While there are plenty of myths about long-term care communities, here are the top five we hope we can debunk for you.

Myth #1 – Long-term care is just for elderly people

Skilled nursing communities carry a license that allows them to provide much more than just geriatric care. After a surgery, stroke or other health incident, many people do not need the hyper skilled care offered at a hospital but also aren’t ready to care for themselves at home. A skilled nursing community offers a bridge where there are caregivers in the facility around the clock who can provide assistance and also provide therapeutic teams in the community who provide rehabilitation services to get us strong enough to go back home. Skilled communities provide an invaluable bridge to help get people well and get back home. As a result, they can be filled with people of all ages who just need the extra support to reach their health goals.

Myth #2 – My family will take care of me

While many people believe their children or others will take care of them when they grow old, the reality is out health conditions may become much more complex that they can manage. If we need ventilator care or more full-time assistance, it could be beyond what our family can do without professional training. In addition, if we need full time support around the clock, that can put a strain on our relationships with our family members. Not only will they juggle their own priorities, but they also will be concerned they can provide the adequate care we need.
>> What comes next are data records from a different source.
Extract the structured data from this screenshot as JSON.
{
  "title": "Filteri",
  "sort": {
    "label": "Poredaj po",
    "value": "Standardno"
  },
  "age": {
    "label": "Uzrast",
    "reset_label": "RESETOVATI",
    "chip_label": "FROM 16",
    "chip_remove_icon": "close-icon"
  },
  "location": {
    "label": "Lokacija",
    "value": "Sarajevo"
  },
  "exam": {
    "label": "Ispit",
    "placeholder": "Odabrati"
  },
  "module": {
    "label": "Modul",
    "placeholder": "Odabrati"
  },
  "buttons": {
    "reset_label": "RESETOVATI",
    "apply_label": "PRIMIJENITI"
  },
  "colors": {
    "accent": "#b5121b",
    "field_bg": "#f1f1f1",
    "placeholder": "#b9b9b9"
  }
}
A long-term care facility allows us to maintain our own world and our family to maintain theirs. In addition, we can keep our daughter and not our round-the-clock caregiver. Family still will be a vital part of the care planning process, but the duties of administering that care can be in the hands of people who are trained and skilled to do this every day.

Myth #3 – People go to nursing homes to waste away
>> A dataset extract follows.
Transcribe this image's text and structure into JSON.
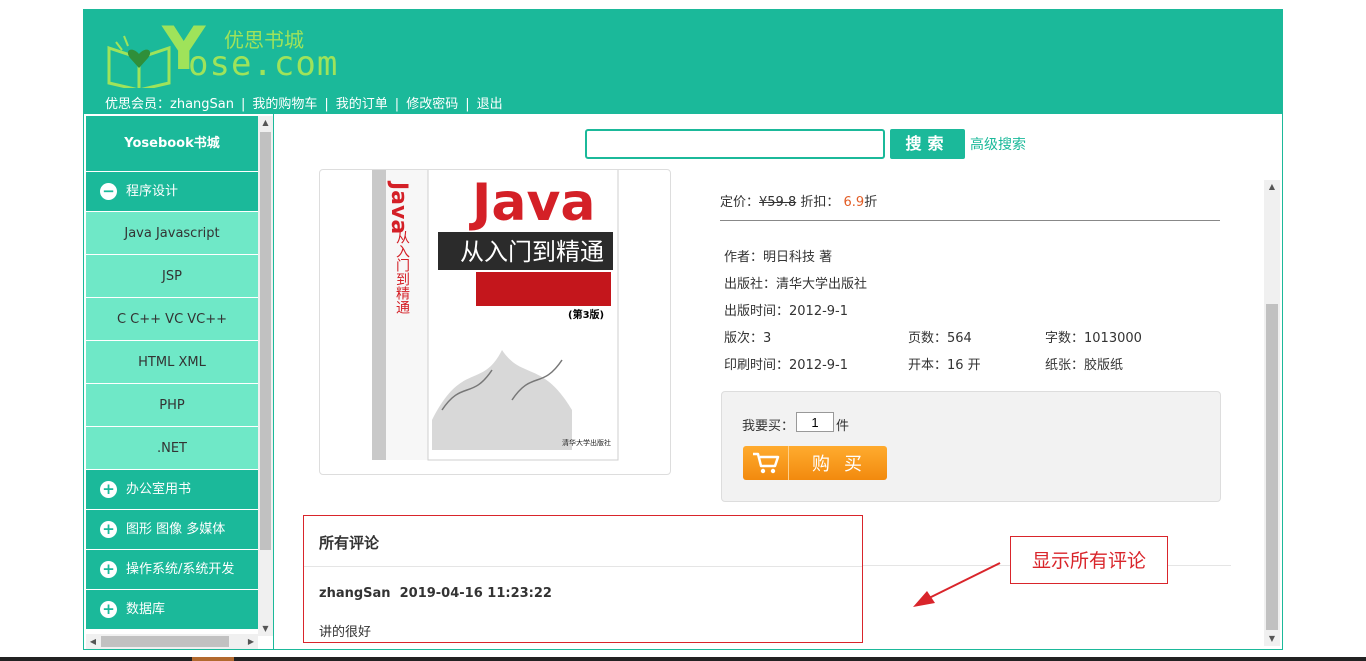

Most people will tell you they want to live out their lives at home. However, the reality of that actually could be much darker than we realize. At home alone, many seniors begin to skip meals or forget to take medications. Without social interaction, we can become more isolated and lonely. Long-term care communities give an older adult a place to belong. They have planned activities, and meals and medications are monitored and offered at the appropriate times of day. In addition, there are others who will be in the same stage of life we are, which can help us navigate life’s challenges together at this point.

Myth #4 – Someone else will help pay for long-term care when I need it.

Long-term care in a skilled nursing community costs can vary widely – typically from $5,000 to $10,000 per month depending on the services we will need. Medicare actually only covers skilled care for up to 100 days as the goal of that program is to get us rehabilitated and back home. You may be able to qualify for Medicaid funding, but the financial restrictions are pretty stringent as all other resources must have been exhausted before you can qualify for Medicaid. Skilled communities have a more restricted number of beds they can offer to Medicaid patients. Selection will be limited.  The best option would be to plan financially for long-term care to help ensure you have the resources needed to fund this.

Myth #5 – All nursing homes are alike and are depressing.

While all skilled communities have the same stringent guidelines and oversight, each one has its own personality. Even within the same community, there could be different halls or sections that care for people with similar health challenges, which can add to the sense of belonging for both the patient and the family members who are walking the same journey. Producing fun and engaging activities will be a core priority for most skilled communities as they also strive to provide the highest quality of life, and making sure patients and residents are engaged in activities of interest serves as a key pillar of their service. If you still are skeptical, tour several different communities at different times of day to see how they match your own personality and needs.

Share on facebook
Facebook
Share on twitter
Twitter
Share on google
Google+
Share on linkedin
LinkedIn

Get help from a Senior Care specialist!

By submitting, you agree to the terms and conditions of our privacy policy and agree to be contacted by a Senior Care Centers’ representative.